● What you have to do: Copy out all lines in the data below containing the string "screenshot".

(Stored records)

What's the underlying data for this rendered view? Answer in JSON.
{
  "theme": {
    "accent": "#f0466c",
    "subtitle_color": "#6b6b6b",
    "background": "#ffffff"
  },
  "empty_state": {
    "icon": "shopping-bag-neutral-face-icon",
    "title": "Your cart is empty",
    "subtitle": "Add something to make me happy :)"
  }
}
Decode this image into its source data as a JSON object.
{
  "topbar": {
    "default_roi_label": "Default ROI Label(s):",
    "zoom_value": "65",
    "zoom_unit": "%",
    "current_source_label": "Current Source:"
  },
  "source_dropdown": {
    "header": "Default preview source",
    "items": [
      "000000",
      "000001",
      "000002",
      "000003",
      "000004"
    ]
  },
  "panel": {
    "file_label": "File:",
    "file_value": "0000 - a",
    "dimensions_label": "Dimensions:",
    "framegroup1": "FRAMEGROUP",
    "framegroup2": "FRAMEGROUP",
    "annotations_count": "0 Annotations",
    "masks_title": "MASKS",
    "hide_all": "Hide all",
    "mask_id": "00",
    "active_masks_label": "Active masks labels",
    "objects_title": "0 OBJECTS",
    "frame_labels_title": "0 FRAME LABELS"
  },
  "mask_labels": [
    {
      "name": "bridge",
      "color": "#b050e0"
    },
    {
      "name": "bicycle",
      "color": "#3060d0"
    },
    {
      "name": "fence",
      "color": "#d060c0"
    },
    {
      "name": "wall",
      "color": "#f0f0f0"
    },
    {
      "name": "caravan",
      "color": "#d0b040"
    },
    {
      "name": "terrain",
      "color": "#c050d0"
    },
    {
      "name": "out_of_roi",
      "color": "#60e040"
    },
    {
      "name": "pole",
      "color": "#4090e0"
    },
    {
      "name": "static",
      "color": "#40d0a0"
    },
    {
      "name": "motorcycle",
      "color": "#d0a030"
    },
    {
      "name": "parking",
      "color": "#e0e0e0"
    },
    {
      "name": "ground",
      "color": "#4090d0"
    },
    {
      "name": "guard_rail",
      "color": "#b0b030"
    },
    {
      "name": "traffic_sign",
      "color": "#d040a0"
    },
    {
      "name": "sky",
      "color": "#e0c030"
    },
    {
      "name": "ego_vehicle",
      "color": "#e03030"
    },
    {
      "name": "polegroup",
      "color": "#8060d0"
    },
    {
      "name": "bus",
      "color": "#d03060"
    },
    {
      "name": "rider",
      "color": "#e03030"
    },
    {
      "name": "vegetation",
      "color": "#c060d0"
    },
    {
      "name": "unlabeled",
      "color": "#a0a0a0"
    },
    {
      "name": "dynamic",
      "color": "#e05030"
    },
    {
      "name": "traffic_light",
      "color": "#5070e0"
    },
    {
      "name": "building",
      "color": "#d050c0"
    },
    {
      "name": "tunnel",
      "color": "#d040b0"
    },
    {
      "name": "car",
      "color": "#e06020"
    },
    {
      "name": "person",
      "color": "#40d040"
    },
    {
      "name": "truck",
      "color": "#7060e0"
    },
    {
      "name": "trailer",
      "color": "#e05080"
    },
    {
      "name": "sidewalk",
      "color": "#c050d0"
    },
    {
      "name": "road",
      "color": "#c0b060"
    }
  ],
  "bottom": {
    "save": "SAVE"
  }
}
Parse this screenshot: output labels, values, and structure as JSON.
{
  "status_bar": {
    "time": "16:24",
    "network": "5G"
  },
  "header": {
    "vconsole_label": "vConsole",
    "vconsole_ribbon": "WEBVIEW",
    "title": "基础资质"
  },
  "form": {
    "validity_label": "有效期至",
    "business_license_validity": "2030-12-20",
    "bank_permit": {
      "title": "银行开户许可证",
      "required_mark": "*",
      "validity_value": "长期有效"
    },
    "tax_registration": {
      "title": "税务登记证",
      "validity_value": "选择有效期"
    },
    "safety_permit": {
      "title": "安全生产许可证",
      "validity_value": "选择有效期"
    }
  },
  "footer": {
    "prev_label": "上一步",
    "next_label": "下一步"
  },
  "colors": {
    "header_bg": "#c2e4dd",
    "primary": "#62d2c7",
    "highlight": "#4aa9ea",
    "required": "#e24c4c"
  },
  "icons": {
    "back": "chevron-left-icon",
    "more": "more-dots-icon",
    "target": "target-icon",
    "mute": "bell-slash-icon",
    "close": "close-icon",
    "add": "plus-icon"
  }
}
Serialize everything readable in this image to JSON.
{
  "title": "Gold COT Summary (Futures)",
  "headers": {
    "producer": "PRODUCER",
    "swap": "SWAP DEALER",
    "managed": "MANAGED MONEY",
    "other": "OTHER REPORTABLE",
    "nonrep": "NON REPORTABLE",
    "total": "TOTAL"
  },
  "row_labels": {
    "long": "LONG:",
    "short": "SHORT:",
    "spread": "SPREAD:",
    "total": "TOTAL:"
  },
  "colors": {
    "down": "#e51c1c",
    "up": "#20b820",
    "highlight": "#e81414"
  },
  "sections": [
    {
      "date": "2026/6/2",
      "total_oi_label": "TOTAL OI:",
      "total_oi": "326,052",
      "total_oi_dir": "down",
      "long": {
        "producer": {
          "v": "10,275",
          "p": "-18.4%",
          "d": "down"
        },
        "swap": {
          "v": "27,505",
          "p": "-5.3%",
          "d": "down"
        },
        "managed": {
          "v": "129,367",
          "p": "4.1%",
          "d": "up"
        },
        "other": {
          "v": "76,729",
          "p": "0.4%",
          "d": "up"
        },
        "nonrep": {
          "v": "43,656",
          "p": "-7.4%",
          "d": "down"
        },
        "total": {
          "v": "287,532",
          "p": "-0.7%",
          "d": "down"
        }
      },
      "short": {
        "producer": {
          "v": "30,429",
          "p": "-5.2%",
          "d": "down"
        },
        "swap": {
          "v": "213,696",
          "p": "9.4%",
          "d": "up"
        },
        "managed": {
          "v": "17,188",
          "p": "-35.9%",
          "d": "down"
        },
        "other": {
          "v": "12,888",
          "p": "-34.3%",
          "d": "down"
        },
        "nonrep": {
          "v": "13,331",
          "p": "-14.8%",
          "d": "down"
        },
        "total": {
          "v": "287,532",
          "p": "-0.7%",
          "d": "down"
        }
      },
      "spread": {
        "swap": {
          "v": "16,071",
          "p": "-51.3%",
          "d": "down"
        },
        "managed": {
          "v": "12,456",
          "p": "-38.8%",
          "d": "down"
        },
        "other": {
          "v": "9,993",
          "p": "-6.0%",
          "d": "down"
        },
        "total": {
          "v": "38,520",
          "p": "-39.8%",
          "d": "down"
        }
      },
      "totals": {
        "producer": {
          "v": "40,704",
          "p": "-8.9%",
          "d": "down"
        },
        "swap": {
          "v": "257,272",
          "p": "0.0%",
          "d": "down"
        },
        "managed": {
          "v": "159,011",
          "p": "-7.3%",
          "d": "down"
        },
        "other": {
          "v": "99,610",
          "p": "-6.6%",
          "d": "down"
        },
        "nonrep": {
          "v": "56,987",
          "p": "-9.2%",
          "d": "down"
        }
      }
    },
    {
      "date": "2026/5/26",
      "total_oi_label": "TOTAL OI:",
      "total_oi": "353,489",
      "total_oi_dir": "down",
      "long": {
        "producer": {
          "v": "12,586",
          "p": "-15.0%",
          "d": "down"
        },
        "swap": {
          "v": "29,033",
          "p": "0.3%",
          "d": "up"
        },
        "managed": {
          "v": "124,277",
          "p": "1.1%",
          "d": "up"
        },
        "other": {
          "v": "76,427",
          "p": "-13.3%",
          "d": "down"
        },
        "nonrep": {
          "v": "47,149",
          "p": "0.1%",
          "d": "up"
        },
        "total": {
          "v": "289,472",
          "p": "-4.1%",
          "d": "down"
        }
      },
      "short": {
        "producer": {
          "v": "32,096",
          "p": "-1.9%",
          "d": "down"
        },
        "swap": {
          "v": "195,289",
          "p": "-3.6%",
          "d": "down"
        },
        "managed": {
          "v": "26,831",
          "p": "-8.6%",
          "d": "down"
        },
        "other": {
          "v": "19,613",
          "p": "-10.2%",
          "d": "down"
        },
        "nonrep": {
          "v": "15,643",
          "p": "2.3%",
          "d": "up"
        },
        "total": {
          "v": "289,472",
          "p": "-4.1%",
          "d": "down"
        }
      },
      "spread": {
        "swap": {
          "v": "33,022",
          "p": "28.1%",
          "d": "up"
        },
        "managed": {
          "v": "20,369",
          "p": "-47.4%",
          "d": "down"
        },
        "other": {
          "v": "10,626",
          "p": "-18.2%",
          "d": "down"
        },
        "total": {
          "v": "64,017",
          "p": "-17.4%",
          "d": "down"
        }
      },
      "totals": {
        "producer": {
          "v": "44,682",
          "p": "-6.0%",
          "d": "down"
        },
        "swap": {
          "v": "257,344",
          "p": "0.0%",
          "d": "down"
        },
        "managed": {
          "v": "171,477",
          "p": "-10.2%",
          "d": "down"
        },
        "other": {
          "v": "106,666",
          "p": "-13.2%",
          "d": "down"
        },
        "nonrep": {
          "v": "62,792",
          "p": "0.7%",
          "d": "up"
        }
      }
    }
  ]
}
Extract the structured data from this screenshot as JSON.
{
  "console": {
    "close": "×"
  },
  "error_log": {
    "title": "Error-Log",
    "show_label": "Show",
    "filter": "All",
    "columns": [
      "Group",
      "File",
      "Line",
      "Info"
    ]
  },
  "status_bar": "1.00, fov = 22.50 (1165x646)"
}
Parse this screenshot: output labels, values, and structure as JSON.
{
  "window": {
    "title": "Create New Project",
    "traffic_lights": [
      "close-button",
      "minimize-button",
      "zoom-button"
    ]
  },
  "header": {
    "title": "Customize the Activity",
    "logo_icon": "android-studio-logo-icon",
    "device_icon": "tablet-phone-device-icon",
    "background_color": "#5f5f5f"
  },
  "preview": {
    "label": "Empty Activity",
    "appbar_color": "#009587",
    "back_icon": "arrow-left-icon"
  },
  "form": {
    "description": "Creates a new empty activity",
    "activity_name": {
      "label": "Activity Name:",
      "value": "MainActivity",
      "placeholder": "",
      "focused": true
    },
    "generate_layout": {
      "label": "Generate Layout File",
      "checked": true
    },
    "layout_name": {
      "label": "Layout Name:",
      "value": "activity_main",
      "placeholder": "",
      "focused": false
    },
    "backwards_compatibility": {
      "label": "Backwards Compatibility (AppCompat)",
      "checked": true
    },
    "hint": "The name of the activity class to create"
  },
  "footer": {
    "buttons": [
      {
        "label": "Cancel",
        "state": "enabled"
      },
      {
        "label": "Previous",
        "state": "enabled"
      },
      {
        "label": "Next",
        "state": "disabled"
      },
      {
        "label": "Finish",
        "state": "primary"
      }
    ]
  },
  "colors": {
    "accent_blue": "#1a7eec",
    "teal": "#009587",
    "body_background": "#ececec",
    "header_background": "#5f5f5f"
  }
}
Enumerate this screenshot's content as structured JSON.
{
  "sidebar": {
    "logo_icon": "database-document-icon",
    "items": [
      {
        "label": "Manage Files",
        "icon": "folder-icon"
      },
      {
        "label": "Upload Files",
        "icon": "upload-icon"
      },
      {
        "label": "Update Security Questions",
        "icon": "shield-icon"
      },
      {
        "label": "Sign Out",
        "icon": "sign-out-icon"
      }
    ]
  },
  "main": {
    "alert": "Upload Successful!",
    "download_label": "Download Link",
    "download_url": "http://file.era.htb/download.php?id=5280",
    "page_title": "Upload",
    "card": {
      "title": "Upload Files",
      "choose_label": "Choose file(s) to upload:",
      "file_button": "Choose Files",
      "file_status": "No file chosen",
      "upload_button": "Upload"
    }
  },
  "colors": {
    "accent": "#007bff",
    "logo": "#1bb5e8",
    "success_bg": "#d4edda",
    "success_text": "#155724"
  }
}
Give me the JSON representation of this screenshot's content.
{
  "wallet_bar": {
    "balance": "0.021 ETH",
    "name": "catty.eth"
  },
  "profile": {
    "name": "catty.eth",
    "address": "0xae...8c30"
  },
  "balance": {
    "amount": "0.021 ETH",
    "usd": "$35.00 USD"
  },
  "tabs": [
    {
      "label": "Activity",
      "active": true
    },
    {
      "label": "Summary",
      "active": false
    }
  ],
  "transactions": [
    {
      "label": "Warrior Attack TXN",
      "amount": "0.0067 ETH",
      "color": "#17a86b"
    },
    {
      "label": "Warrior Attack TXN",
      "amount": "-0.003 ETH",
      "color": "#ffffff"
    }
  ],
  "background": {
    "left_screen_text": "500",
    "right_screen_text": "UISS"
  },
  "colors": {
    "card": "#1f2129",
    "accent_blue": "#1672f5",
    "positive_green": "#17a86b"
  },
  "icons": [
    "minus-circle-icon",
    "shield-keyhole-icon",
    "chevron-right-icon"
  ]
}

● Response:
Parse this screenshot: output labels, values, and structure as JSON.
Extract the structured data from this screenshot as JSON.
Parse this screenshot: output labels, values, and structure as JSON.
Enumerate this screenshot's content as structured JSON.
Give me the JSON representation of this screenshot's content.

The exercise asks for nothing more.